Muzzo’s family is estimated to be worth about $1 billion, thanks to a drywalling and real estate empire built by Muzzo’s grandfather. Prior to the tragedy that took the lives of three youngsters and their grandfather, Muzzo had been enjoying time in Miami with his friends, celebrating his upcoming nuptials. The private plane he had taken had landed at Toronto’s Pearson Airport September 27, and before the day was done, the Jeep he had driven from the airport had plowed into the minivan carrying the three Neville-Lake children and their grandfather.

National Post reports that Muzzo had seven non-criminal offences, including a conviction for driving with a hand-held device, according to the Ontario Ministry of the Attorney General. He said that he had a hard time believing that he was intoxicated to the extent he was – his blood alcohol level was nearly three times the legal limit – because, as National Post also reported, Muzzo told the psychiatrist that he only recalled three or four drinks on the plane and did not “feel drunk.”

Drunk drivers tend not to “feel drunk.” While one doesn’t necessarily need to be an experienced drinker in order to be a drunk driver, many impaired drivers refuse to acknowledge that they are incapable of driving and still maintain their ability to get behind the wheel. My own father was arrested three times for impaired driving, and each time, he claimed it was someone else – something else – that caused the accident that could very well have taken the lives of others or of himself. Responsibility for his own decision to drink and drive was not even a thought; there was no question in his mind that he had had every right to be behind the wheel.

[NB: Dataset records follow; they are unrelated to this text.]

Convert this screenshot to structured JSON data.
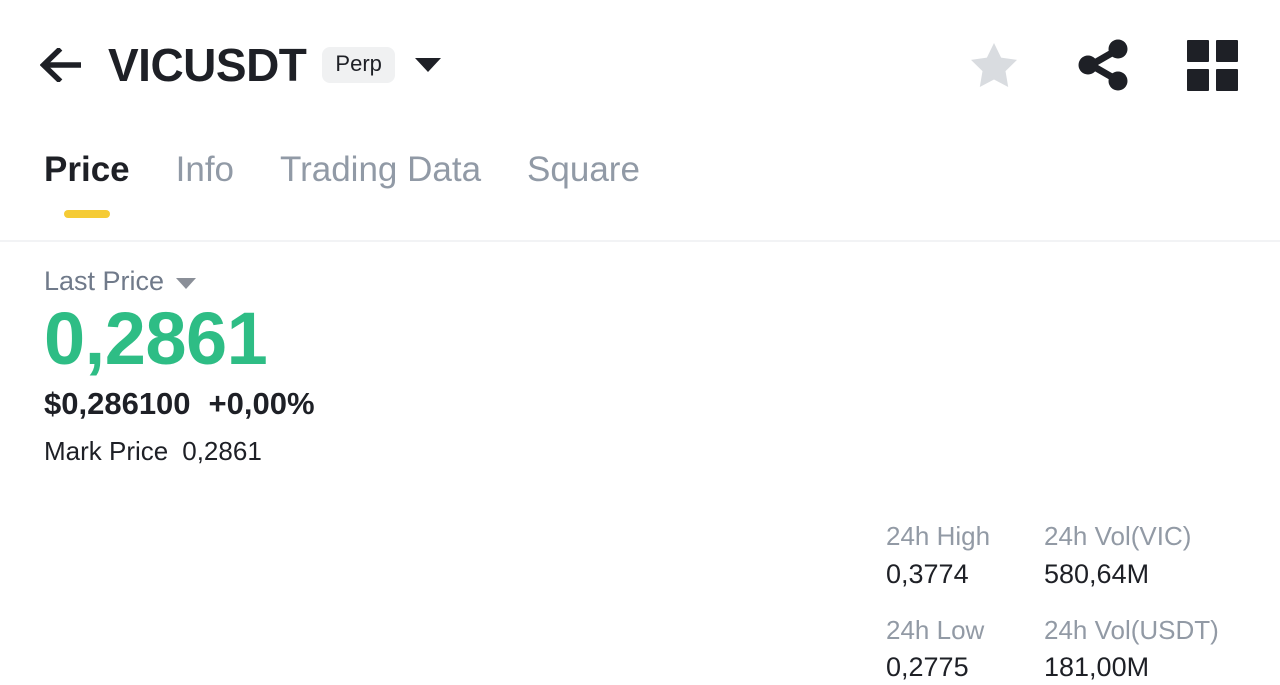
{
  "header": {
    "back_icon": "arrow-left-icon",
    "symbol": "VICUSDT",
    "contract_badge": "Perp",
    "dropdown_icon": "caret-down-icon",
    "favorite_icon": "star-icon",
    "share_icon": "share-icon",
    "grid_icon": "grid-icon"
  },
  "tabs": [
    {
      "label": "Price",
      "active": true
    },
    {
      "label": "Info",
      "active": false
    },
    {
      "label": "Trading Data",
      "active": false
    },
    {
      "label": "Square",
      "active": false
    }
  ],
  "price": {
    "last_price_label": "Last Price",
    "last_price_caret": "caret-down-icon",
    "last_price_value": "0,2861",
    "fiat_price": "$0,286100",
    "change_percent": "+0,00%",
    "mark_price_label": "Mark Price",
    "mark_price_value": "0,2861"
  },
  "stats": [
    {
      "label": "24h High",
      "value": "0,3774"
    },
    {
      "label": "24h Vol(VIC)",
      "value": "580,64M"
    },
    {
      "label": "24h Low",
      "value": "0,2775"
    },
    {
      "label": "24h Vol(USDT)",
      "value": "181,00M"
    }
  ],
  "colors": {
    "up_green": "#2EBD85",
    "accent_yellow": "#F5CB35",
    "text_primary": "#1E2026",
    "text_secondary": "#929AA5",
    "badge_bg": "#F0F1F2",
    "star_gray": "#D9DCE0"
  }
}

While my father was lucky in that he was caught before he could have hurt anybody while behind the wheel, I can’t help but feel a terrible connection to the Muzzo case. No doubt parents everywhere are hugging their own children tighter because of this horrific tragedy, but in my case, I see Muzzo as a younger version of my father in some respects: seeming to refuse immediate responsibility for something that is wholly a choice until he has no alternative. Muzzo likely did not plead guilty Feb. 4 out of any genuine sense of remorse – if he had truly been remorseful, that guilty plea would have been entered the second he was before the courts.

While I understand there have been a number of delays since Muzzo was initially charged, I admit to some curiosity why it took four months for him to finally decide to plead guilty to the six charges he now faces. Certainly it’s not unusual for some time to pass between initial charges and final pleas, but with any drunk driving case – not just Muzzo’s, though that is the one that has captured significant media attention at this point – I wonder why the person who drove while impaired does not just admit they screwed up the second they sober up.

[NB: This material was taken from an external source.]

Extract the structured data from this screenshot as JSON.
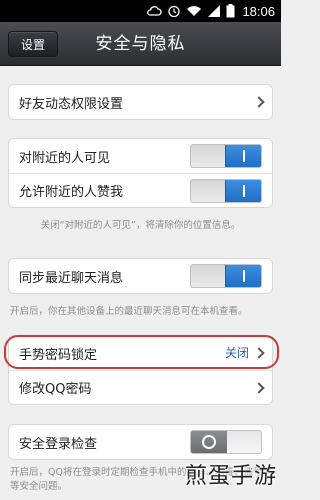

Muzzo is not the only “remorseful” drunk driver. John Koch, 50, of Saskatoon, pleaded guilty at the start of January 2016 to impaired driving causing death in the case of Danille Kerpan, who was only 25 when her life was taken October 14, 2014. Koch was sentenced to four years behind bars and an 11-year driving prohibition. While Koch did say “I wish it was me instead of her” in his statement to the Kerpan family, according to CBC News, it still took months for that guilty plea to actually be voiced.

I understand, to an extent, the pain a family feels when a loved one is charged with impaired driving. There is shame and there is embarrassment that someone who you’d deemed a responsible sort of person could make such a catastrophic decision. In Muzzo’s case, and in others like his, though, I can’t help but wonder just how remorseful these drunk drivers actually are. It is a choice to drive while impaired, regardless of whether you “feel drunk” or not; if the decision is made to drive impaired, own up and claim responsibility for your actions right away. Better still, call a cab. Your life and those of others are too important.

Source: Inquisitr



Last updated on: 2016-03-11 | Link to this post